So all the party left the clearing and proceeded to the place where the giants still stood among the trees. Hundreds of monkeys, apes, baboons and orangoutangs had gathered round, and their wild chatter could be heard a mile away. But the Gray Ape soon hushed the babel of sounds, and the Wizard lost no time in breaking the enchantments. First one and then another giant soldier disappeared and became an ordinary monkey again, and the six were shortly returned to their friends in their proper forms.
This action made the Wizard very popular with the great army of monkeys, and when the Gray Ape announced that the Wizard wanted to borrow twelve monkeys to take to the Emerald City for a couple of weeks, and asked for volunteers, nearly a hundred offered to go, so great was their confidence in the little man who had saved their comrades.
The Wizard selected a dozen that seemed intelligent and good-tempered, and then he opened his black bag and took out a queerly shaped dish that was silver on the outside and gold on the inside.

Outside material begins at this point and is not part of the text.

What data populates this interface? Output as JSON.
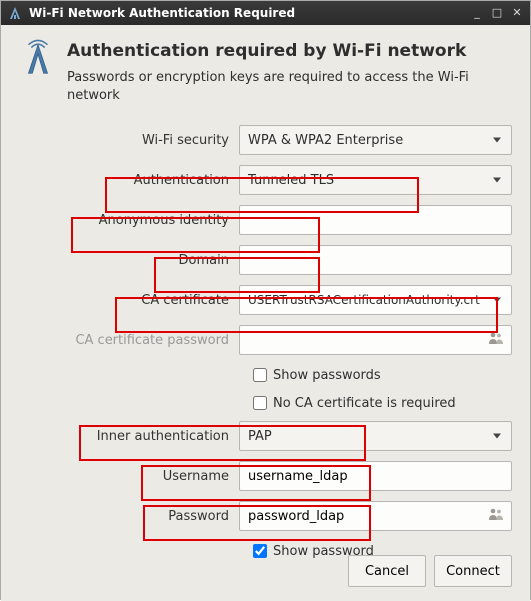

Into this dish he poured a powder and set fire to it. It made a thick smoke that quite enveloped the twelve monkeys, as well as the form of the Wizard, but when the smoke cleared away the dish had been changed to a golden cage with silver bars, and the twelve monkeys had become about three inches high and were all seated comfortably inside the cage.
The thousands of hairy animals who had witnessed this act of magic were much astonished and applauded the Wizard by barking aloud and shaking the limbs of the trees in which they sat. Dorothy said: "That was a fine trick, Wizard!" and the Gray Ape remarked: "You are certainly the most wonderful magician in all the Land of Oz!"
"Oh, no," modestly replied the little man. "Glinda's magic is better than mine, but mine seems good enough to use on ordinary occasions. And now, Rango, we will say good-bye, and I promise to return your monkeys as happy and safe as they are now."
The Wizard rode on the back of the Hungry Tiger and carried the cage of monkeys very carefully, so as not to joggle them. Dorothy rode on the back of the Cowardly Lion, and the Glass Cat trotted, as before, to show them the way.
Gugu the King crouched upon a log and watched them go, but as he bade them farewell, the enormous Leopard said:
"I know now that you are the friends of beasts and that the forest people may trust you. Whenever the Wizard of Oz and Princess Dorothy enter the Forest of Gugu hearafter, they will be as welcome and as safe with us as ever they are in the Emerald City."